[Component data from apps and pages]
--------------------------------
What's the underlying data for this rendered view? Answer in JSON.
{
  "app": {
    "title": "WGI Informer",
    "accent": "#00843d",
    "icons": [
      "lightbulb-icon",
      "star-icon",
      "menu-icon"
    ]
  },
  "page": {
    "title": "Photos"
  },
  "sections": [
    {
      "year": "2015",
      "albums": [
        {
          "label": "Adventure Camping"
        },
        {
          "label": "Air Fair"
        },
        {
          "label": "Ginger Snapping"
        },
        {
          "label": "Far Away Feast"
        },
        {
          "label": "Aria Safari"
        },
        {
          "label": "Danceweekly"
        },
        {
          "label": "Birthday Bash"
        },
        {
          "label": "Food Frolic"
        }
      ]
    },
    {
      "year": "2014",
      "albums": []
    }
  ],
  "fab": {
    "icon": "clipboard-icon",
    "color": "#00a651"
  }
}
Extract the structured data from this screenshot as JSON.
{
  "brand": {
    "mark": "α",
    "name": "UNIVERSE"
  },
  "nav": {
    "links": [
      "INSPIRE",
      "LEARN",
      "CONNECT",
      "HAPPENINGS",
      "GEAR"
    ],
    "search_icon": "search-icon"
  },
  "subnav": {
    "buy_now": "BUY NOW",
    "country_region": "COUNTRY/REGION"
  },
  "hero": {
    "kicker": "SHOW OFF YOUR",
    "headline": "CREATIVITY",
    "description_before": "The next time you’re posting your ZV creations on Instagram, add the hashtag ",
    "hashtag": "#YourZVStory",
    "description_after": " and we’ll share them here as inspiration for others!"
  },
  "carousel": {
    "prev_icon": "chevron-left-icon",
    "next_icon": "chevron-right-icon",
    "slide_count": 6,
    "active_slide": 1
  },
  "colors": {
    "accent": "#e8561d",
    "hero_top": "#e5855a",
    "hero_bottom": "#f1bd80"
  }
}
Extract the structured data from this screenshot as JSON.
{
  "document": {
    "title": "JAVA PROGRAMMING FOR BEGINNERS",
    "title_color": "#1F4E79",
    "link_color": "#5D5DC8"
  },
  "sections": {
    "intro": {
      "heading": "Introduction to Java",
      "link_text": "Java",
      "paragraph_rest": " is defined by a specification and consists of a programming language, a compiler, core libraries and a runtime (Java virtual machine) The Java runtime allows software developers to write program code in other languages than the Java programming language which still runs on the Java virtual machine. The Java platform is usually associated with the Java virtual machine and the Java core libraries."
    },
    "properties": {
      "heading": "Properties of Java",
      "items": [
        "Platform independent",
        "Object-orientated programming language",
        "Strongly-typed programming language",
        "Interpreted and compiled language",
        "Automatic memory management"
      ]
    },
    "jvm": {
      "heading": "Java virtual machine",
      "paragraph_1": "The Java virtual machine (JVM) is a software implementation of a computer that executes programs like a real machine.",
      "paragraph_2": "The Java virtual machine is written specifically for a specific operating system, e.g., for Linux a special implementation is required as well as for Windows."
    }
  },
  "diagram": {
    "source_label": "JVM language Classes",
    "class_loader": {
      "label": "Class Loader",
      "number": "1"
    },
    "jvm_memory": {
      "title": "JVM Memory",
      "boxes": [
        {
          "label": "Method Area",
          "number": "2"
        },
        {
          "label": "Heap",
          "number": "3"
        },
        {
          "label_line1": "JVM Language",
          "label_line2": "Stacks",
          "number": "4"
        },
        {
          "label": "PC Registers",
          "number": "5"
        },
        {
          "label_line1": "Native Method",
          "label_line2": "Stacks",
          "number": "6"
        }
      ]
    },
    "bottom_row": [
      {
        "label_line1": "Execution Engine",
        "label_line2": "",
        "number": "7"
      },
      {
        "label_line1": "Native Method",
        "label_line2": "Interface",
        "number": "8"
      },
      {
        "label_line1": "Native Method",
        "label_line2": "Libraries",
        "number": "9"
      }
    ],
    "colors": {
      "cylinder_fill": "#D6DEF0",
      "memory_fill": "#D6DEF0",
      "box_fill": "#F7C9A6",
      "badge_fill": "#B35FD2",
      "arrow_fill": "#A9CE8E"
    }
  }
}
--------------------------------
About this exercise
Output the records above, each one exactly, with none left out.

Result for this task
What's the underlying data for this rendered view? Answer in JSON.
{
  "app": {
    "title": "WGI Informer",
    "accent": "#00843d",
    "icons": [
      "lightbulb-icon",
      "star-icon",
      "menu-icon"
    ]
  },
  "page": {
    "title": "Photos"
  },
  "sections": [
    {
      "year": "2015",
      "albums": [
        {
          "label": "Adventure Camping"
        },
        {
          "label": "Air Fair"
        },
        {
          "label": "Ginger Snapping"
        },
        {
          "label": "Far Away Feast"
        },
        {
          "label": "Aria Safari"
        },
        {
          "label": "Danceweekly"
        },
        {
          "label": "Birthday Bash"
        },
        {
          "label": "Food Frolic"
        }
      ]
    },
    {
      "year": "2014",
      "albums": []
    }
  ],
  "fab": {
    "icon": "clipboard-icon",
    "color": "#00a651"
  }
}
Extract the structured data from this screenshot as JSON.
{
  "brand": {
    "mark": "α",
    "name": "UNIVERSE"
  },
  "nav": {
    "links": [
      "INSPIRE",
      "LEARN",
      "CONNECT",
      "HAPPENINGS",
      "GEAR"
    ],
    "search_icon": "search-icon"
  },
  "subnav": {
    "buy_now": "BUY NOW",
    "country_region": "COUNTRY/REGION"
  },
  "hero": {
    "kicker": "SHOW OFF YOUR",
    "headline": "CREATIVITY",
    "description_before": "The next time you’re posting your ZV creations on Instagram, add the hashtag ",
    "hashtag": "#YourZVStory",
    "description_after": " and we’ll share them here as inspiration for others!"
  },
  "carousel": {
    "prev_icon": "chevron-left-icon",
    "next_icon": "chevron-right-icon",
    "slide_count": 6,
    "active_slide": 1
  },
  "colors": {
    "accent": "#e8561d",
    "hero_top": "#e5855a",
    "hero_bottom": "#f1bd80"
  }
}
Extract the structured data from this screenshot as JSON.
{
  "document": {
    "title": "JAVA PROGRAMMING FOR BEGINNERS",
    "title_color": "#1F4E79",
    "link_color": "#5D5DC8"
  },
  "sections": {
    "intro": {
      "heading": "Introduction to Java",
      "link_text": "Java",
      "paragraph_rest": " is defined by a specification and consists of a programming language, a compiler, core libraries and a runtime (Java virtual machine) The Java runtime allows software developers to write program code in other languages than the Java programming language which still runs on the Java virtual machine. The Java platform is usually associated with the Java virtual machine and the Java core libraries."
    },
    "properties": {
      "heading": "Properties of Java",
      "items": [
        "Platform independent",
        "Object-orientated programming language",
        "Strongly-typed programming language",
        "Interpreted and compiled language",
        "Automatic memory management"
      ]
    },
    "jvm": {
      "heading": "Java virtual machine",
      "paragraph_1": "The Java virtual machine (JVM) is a software implementation of a computer that executes programs like a real machine.",
      "paragraph_2": "The Java virtual machine is written specifically for a specific operating system, e.g., for Linux a special implementation is required as well as for Windows."
    }
  },
  "diagram": {
    "source_label": "JVM language Classes",
    "class_loader": {
      "label": "Class Loader",
      "number": "1"
    },
    "jvm_memory": {
      "title": "JVM Memory",
      "boxes": [
        {
          "label": "Method Area",
          "number": "2"
        },
        {
          "label": "Heap",
          "number": "3"
        },
        {
          "label_line1": "JVM Language",
          "label_line2": "Stacks",
          "number": "4"
        },
        {
          "label": "PC Registers",
          "number": "5"
        },
        {
          "label_line1": "Native Method",
          "label_line2": "Stacks",
          "number": "6"
        }
      ]
    },
    "bottom_row": [
      {
        "label_line1": "Execution Engine",
        "label_line2": "",
        "number": "7"
      },
      {
        "label_line1": "Native Method",
        "label_line2": "Interface",
        "number": "8"
      },
      {
        "label_line1": "Native Method",
        "label_line2": "Libraries",
        "number": "9"
      }
    ],
    "colors": {
      "cylinder_fill": "#D6DEF0",
      "memory_fill": "#D6DEF0",
      "box_fill": "#F7C9A6",
      "badge_fill": "#B35FD2",
      "arrow_fill": "#A9CE8E"
    }
  }
}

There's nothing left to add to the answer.